_What is being asked_
Each line below must be set down exactly as it stands.

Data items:

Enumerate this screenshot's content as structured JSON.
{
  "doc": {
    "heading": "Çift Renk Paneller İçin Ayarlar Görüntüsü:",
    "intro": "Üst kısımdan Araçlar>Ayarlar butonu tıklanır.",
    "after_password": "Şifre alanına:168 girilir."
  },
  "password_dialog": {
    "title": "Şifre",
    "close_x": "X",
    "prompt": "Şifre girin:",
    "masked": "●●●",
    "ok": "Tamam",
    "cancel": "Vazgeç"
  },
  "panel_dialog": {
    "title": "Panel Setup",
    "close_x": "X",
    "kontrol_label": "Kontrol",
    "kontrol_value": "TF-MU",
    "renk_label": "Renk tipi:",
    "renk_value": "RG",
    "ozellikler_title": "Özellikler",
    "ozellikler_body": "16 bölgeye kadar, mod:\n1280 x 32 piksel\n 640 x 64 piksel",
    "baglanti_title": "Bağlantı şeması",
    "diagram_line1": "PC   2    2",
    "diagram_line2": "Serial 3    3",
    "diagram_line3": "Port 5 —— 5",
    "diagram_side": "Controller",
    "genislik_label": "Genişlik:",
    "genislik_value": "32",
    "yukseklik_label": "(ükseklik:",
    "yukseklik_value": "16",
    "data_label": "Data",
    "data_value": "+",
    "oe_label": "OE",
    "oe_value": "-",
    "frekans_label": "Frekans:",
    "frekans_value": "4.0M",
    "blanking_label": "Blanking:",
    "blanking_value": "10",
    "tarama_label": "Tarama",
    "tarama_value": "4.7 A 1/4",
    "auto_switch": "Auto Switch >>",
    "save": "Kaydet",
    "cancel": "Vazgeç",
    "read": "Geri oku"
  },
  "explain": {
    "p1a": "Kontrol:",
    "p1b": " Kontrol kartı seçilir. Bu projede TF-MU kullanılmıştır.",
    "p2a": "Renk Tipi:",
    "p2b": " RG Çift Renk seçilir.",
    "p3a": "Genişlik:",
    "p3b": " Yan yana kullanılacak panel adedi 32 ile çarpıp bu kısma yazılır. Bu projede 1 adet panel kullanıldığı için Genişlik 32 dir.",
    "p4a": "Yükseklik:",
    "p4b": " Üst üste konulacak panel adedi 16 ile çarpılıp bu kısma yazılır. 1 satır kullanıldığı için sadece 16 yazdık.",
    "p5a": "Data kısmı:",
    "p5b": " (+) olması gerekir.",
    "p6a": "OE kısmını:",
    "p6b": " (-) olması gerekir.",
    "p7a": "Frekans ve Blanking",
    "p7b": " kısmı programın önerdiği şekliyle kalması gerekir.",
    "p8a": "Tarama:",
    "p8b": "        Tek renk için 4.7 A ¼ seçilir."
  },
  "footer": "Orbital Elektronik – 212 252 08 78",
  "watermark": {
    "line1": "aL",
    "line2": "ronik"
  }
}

_Output below_
Enumerate this screenshot's content as structured JSON.
{
  "doc": {
    "heading": "Çift Renk Paneller İçin Ayarlar Görüntüsü:",
    "intro": "Üst kısımdan Araçlar>Ayarlar butonu tıklanır.",
    "after_password": "Şifre alanına:168 girilir."
  },
  "password_dialog": {
    "title": "Şifre",
    "close_x": "X",
    "prompt": "Şifre girin:",
    "masked": "●●●",
    "ok": "Tamam",
    "cancel": "Vazgeç"
  },
  "panel_dialog": {
    "title": "Panel Setup",
    "close_x": "X",
    "kontrol_label": "Kontrol",
    "kontrol_value": "TF-MU",
    "renk_label": "Renk tipi:",
    "renk_value": "RG",
    "ozellikler_title": "Özellikler",
    "ozellikler_body": "16 bölgeye kadar, mod:\n1280 x 32 piksel\n 640 x 64 piksel",
    "baglanti_title": "Bağlantı şeması",
    "diagram_line1": "PC   2    2",
    "diagram_line2": "Serial 3    3",
    "diagram_line3": "Port 5 —— 5",
    "diagram_side": "Controller",
    "genislik_label": "Genişlik:",
    "genislik_value": "32",
    "yukseklik_label": "(ükseklik:",
    "yukseklik_value": "16",
    "data_label": "Data",
    "data_value": "+",
    "oe_label": "OE",
    "oe_value": "-",
    "frekans_label": "Frekans:",
    "frekans_value": "4.0M",
    "blanking_label": "Blanking:",
    "blanking_value": "10",
    "tarama_label": "Tarama",
    "tarama_value": "4.7 A 1/4",
    "auto_switch": "Auto Switch >>",
    "save": "Kaydet",
    "cancel": "Vazgeç",
    "read": "Geri oku"
  },
  "explain": {
    "p1a": "Kontrol:",
    "p1b": " Kontrol kartı seçilir. Bu projede TF-MU kullanılmıştır.",
    "p2a": "Renk Tipi:",
    "p2b": " RG Çift Renk seçilir.",
    "p3a": "Genişlik:",
    "p3b": " Yan yana kullanılacak panel adedi 32 ile çarpıp bu kısma yazılır. Bu projede 1 adet panel kullanıldığı için Genişlik 32 dir.",
    "p4a": "Yükseklik:",
    "p4b": " Üst üste konulacak panel adedi 16 ile çarpılıp bu kısma yazılır. 1 satır kullanıldığı için sadece 16 yazdık.",
    "p5a": "Data kısmı:",
    "p5b": " (+) olması gerekir.",
    "p6a": "OE kısmını:",
    "p6b": " (-) olması gerekir.",
    "p7a": "Frekans ve Blanking",
    "p7b": " kısmı programın önerdiği şekliyle kalması gerekir.",
    "p8a": "Tarama:",
    "p8b": "        Tek renk için 4.7 A ¼ seçilir."
  },
  "footer": "Orbital Elektronik – 212 252 08 78",
  "watermark": {
    "line1": "aL",
    "line2": "ronik"
  }
}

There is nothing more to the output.